* **Task instructions**
Across the records below, how many lines include the string "home"? State the number and nothing more.

***** Data listing

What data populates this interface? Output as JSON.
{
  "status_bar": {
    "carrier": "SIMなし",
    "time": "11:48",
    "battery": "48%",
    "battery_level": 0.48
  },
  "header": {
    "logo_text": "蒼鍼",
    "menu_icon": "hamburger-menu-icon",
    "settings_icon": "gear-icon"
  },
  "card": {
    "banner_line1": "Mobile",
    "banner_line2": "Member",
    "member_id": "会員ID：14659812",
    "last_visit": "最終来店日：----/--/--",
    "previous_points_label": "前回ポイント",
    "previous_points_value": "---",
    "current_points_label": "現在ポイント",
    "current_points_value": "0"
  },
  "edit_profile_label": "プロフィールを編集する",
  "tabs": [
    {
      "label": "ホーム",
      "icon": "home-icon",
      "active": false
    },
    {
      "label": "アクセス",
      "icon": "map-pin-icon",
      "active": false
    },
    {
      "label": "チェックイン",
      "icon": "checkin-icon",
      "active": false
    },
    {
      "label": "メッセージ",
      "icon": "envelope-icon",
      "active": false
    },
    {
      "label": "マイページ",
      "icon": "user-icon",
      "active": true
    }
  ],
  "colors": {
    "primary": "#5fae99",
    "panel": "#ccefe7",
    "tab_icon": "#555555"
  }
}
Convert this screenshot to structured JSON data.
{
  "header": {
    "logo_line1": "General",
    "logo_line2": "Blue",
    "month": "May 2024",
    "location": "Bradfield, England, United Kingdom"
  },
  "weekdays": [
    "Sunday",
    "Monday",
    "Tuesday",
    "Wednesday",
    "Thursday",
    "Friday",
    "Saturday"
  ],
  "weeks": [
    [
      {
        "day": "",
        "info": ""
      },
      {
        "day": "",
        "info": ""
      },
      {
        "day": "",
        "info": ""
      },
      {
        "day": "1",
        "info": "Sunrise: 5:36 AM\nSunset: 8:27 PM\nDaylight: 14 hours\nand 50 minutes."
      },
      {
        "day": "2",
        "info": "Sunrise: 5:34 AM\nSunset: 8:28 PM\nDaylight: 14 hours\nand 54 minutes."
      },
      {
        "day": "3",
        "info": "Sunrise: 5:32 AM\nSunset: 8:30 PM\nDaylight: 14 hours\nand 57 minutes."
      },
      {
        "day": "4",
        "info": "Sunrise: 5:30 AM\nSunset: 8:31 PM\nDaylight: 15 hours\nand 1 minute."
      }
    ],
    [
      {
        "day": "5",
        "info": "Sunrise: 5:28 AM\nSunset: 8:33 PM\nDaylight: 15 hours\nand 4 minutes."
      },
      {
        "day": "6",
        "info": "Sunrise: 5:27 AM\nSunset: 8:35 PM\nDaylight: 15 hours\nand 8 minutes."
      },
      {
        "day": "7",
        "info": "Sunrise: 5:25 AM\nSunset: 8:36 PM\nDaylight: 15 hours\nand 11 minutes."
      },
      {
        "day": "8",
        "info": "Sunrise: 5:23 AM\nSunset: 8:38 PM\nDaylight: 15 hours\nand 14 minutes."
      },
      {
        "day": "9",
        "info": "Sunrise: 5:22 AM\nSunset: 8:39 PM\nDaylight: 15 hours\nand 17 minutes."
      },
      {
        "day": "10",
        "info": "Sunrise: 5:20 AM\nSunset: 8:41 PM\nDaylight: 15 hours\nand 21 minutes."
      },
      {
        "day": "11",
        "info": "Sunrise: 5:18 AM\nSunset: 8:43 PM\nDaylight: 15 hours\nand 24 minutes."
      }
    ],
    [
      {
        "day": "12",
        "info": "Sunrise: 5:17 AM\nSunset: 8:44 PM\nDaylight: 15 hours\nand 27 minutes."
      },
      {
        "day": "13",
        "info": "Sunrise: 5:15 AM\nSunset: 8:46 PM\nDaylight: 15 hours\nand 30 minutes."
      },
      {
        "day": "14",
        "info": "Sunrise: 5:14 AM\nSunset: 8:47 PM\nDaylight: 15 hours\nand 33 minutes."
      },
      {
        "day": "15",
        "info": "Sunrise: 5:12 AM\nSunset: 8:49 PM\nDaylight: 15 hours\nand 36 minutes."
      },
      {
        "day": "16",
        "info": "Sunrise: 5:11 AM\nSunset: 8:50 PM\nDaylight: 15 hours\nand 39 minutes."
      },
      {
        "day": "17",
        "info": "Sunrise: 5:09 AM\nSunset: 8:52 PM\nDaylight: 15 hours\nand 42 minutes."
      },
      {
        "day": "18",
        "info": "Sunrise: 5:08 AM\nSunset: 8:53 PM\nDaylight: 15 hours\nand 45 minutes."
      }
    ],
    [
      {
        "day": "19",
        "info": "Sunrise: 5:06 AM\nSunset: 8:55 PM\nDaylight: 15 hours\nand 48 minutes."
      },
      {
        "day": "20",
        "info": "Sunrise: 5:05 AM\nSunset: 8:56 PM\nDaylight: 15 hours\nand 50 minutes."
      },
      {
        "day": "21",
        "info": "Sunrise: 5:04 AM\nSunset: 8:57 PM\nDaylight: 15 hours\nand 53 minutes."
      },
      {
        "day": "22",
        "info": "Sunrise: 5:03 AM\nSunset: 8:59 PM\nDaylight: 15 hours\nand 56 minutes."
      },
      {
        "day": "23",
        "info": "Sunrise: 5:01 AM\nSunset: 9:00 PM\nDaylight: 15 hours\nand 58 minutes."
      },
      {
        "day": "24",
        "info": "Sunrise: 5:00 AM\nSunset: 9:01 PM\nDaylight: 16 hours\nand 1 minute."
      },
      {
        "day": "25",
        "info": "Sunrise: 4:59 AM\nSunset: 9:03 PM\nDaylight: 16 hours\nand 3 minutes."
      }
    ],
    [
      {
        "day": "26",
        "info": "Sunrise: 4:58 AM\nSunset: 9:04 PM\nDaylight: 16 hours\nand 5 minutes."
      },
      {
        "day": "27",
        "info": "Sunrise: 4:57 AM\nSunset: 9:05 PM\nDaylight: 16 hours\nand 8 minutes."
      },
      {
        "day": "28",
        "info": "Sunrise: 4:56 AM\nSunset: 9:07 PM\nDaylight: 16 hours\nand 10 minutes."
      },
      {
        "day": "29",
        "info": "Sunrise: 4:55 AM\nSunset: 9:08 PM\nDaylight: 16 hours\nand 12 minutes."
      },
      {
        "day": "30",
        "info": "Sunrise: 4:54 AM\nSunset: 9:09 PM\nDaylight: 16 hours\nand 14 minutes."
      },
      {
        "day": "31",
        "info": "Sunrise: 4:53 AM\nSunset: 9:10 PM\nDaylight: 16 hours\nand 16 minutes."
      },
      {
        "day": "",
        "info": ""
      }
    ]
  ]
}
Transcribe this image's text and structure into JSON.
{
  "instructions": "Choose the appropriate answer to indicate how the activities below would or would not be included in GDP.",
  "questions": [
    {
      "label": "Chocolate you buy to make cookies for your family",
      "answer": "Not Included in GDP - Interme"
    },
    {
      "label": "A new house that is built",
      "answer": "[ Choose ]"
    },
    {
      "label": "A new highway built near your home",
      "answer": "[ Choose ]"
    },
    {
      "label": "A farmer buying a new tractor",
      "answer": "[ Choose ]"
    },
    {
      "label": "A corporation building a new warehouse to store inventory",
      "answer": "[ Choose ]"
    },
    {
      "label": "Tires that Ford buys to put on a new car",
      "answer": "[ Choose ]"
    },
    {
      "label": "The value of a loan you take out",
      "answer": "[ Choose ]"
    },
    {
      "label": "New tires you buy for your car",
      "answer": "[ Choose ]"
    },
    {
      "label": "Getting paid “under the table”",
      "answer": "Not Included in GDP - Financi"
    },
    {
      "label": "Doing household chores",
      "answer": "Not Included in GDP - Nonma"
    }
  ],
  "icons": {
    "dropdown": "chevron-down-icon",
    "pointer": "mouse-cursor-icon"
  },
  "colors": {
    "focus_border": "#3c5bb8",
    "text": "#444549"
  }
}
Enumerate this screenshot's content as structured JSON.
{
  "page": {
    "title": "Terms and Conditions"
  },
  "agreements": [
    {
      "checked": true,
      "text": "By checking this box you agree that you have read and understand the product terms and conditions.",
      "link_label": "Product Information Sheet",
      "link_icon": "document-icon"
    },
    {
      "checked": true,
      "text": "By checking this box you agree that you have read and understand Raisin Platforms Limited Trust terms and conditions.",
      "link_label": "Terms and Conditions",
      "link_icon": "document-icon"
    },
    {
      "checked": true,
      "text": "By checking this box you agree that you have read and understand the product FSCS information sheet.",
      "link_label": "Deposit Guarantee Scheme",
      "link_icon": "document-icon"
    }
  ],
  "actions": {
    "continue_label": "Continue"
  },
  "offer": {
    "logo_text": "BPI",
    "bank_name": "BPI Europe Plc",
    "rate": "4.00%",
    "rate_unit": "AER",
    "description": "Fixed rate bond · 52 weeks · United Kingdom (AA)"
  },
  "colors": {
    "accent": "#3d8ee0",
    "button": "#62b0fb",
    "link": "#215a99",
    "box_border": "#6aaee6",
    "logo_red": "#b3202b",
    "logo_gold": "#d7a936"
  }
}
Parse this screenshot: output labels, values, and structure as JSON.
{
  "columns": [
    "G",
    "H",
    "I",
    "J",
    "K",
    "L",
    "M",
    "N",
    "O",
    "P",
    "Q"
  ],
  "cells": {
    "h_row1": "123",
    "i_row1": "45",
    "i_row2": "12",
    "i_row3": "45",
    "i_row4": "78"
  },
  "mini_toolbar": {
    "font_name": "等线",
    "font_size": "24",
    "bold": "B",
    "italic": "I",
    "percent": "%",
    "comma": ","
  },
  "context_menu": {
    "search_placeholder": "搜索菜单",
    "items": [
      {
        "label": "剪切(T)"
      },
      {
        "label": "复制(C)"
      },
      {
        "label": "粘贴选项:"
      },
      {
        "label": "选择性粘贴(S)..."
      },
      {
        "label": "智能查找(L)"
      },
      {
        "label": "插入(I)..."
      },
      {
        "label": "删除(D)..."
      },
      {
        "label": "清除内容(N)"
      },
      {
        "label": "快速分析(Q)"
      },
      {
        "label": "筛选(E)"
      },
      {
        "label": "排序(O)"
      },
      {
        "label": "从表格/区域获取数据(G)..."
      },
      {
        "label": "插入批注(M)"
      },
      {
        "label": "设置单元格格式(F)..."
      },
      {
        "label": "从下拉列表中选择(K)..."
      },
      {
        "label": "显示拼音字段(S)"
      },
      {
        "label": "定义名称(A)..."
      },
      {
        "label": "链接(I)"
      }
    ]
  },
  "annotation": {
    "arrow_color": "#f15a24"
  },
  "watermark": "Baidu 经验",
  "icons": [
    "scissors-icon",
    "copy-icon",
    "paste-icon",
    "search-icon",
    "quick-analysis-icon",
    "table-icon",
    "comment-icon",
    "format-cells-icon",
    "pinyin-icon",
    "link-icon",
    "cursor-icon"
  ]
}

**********

* **Result of this task**
2